E EHCI Enhanced Host Controller Interface, the interface that implements the USB 2.0 standard.

G GUI Graphical User Interface. Commonly used as an antonym to a “command line interface”, in the context of VirtualBox, we sometimes refer to the main graphical VirtualBox program as the “GUI”, to differentiate it from the VBoxManage interface. GUID See UUID.

I IDE Integrated Drive Electronics, an industry standard for hard disk interfaces. See chapter 5.1, Hard disk controllers: IDE, SATA (AHCI), SCSI, page 70. I/O APIC See APIC. iSCSI Internet SCSI; see chapter 5.4, iSCSI servers, page 74.

M MAC Media Access Control, a part of an Ethernet network card. A MAC address is a 6-byte number which identifies a network card. It is typically written in hexadecimal notation where the bytes are separated by colons, such as 00:17:3A:5E:CB:08.

230


Glossary

N NAT Network Address Translation. A technique to share networking interfaces by which an interface modifies the source and/or target IP addresses of network packets according to specific rules. Commonly employed by routers and firewalls to shield an internal network from the Internet, VirtualBox can use NAT to easily share a host’s physical networking hardware with its virtual machines. See chapter 6.4, Network Address Translation (NAT), page 79.

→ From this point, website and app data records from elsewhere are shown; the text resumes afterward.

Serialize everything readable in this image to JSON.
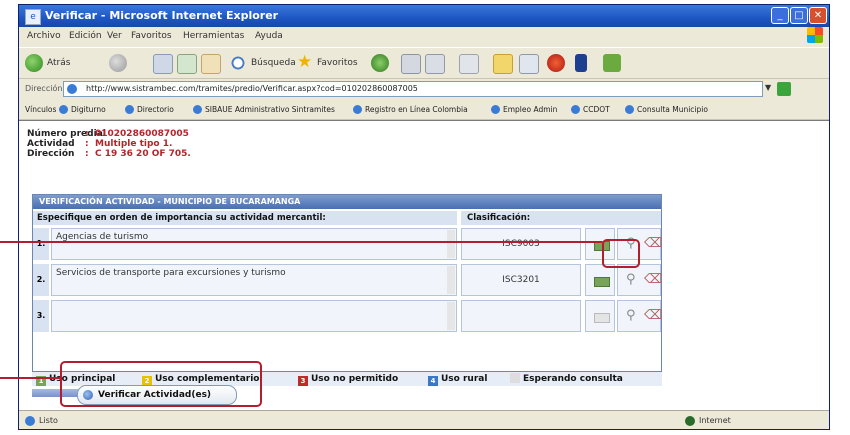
{
  "window": {
    "title": "Verificar - Microsoft Internet Explorer",
    "minimize": "_",
    "maximize": "□",
    "close": "✕"
  },
  "menu": [
    "Archivo",
    "Edición",
    "Ver",
    "Favoritos",
    "Herramientas",
    "Ayuda"
  ],
  "toolbar": {
    "back_label": "Atrás",
    "search_label": "Búsqueda",
    "favorites_label": "Favoritos"
  },
  "address": {
    "label": "Dirección",
    "url": "http://www.sistrambec.com/tramites/predio/Verificar.aspx?cod=010202860087005"
  },
  "links": [
    "Vínculos",
    "Digiturno",
    "Directorio",
    "SIBAUE Administrativo Sintramites",
    "Registro en Línea Colombia",
    "Empleo Admin",
    "CCDOT",
    "Consulta Municipio"
  ],
  "predio": {
    "numero_label": "Número predial",
    "numero_value": "010202860087005",
    "actividad_label": "Actividad",
    "actividad_value": "Multiple tipo 1.",
    "direccion_label": "Dirección",
    "direccion_value": "C 19 36 20 OF 705."
  },
  "panel": {
    "title": "VERIFICACIÓN ACTIVIDAD - MUNICIPIO DE BUCARAMANGA",
    "col_actividad": "Especifique en orden de importancia su actividad mercantil:",
    "col_clasificacion": "Clasificación:",
    "rows": [
      {
        "num": "1.",
        "text": "Agencias de turismo",
        "code": "ISC9003"
      },
      {
        "num": "2.",
        "text": "Servicios de transporte para excursiones y turismo",
        "code": "ISC3201"
      },
      {
        "num": "3.",
        "text": "",
        "code": ""
      }
    ]
  },
  "legend": {
    "items": [
      {
        "mark": "1",
        "label": "Uso principal",
        "color": "#7aa35a"
      },
      {
        "mark": "2",
        "label": "Uso complementario",
        "color": "#e6c200"
      },
      {
        "mark": "3",
        "label": "Uso no permitido",
        "color": "#c22a2a"
      },
      {
        "mark": "4",
        "label": "Uso rural",
        "color": "#3a78c6"
      },
      {
        "mark": "",
        "label": "Esperando consulta",
        "color": "#dddddd"
      }
    ]
  },
  "verify_button": {
    "label": "Verificar Actividad(es)"
  },
  "status": {
    "text": "Listo",
    "zone": "Internet"
  },
  "colors": {
    "callout": "#b21e2e",
    "predio_value": "#b3262a",
    "panel_header": "#4a6eb0"
  }
}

P PAE Physical Address Extension. This allows accessing more than 4 GB of RAM even in 32-bit environments; see chapter 3.7.1.2, “Advanced” tab, page 46. PIC See APIC. PXE Preboot Execution Environment, an industry standard for booting PC systems from remote network locations. It includes DHCP for IP configuraiton and TFTP for file transfer. Using UNDI, a hardware independent driver stack for accessing the network card from bootstrap code is available.

R RDP Remote Desktop Protocol, a protocol developed by Microsoft as an extension to the ITU T.128 and T.124 video conferencing protocol. With RDP, a PC system can be controlled from a remote location using a network connection over which data is transferred in both directions. Typically graphics updates and audio are sent from the remote machine and keyboard and mouse input events are sent from the client. VirtualBox contains an enhanced implementation of the relevant standards called “VirtualBox RDP” (VRDP), which is largely compatible with Microsoft’s RDP implementation. See chapter 7.4, Remote virtual machines (VRDP support), page 87 for details.

S SATA Serial ATA, an industry standard for hard disk interfaces. See chapter 5.1, Hard disk controllers: IDE, SATA (AHCI), SCSI, page 70. SCSI Small Computer System Interface. An industry standard for data transfer between devices, especially for storage. See chapter 5.1, Hard disk controllers: IDE, SATA (AHCI), SCSI, page 70.

231


Glossary

U UUID A Universally Unique Identifier – often also called GUID (Globally Unique Identifier) – is a string of numbers and letters which can be computed dynamically and is guaranteed to be unique. Generally, it is used as a global handle to identify entities. VirtualBox makes use of UUIDs to identify VMs, Virtual Disk Images (VDI files) and other entities.

V VM Virtual Machine – a virtual computer that VirtualBox allows you to run on top of your actual hardware. See chapter 1.1, Virtualization basics, page 8 for details. VRDP See RDP. VT-x The hardware virtualization features built into modern Intel processors. See chapter 1.2, Software vs. hardware virtualization (VT-x and AMD-V), page 10.

X XML The eXtensible Markup Language, a metastandard for all kinds of textual information. XML only specifies how data in the document is organized generally and does not prescribe how to semantically organize content. XPCOM Mozilla Cross Platform Component Object Model, a programming infrastructure developed by the Mozilla browser project which is similar to Microsoft COM and allows applications to provide a modular programming interface. VirtualBox makes use of XPCOM on Linux both internally and externally to provide a comprehensive API to third-party developers.

232

Sun Virtualbox User Manual  
Sun Virtualbox User Manual  

This is a user manual for Sun Virtualbox software application

Advertisement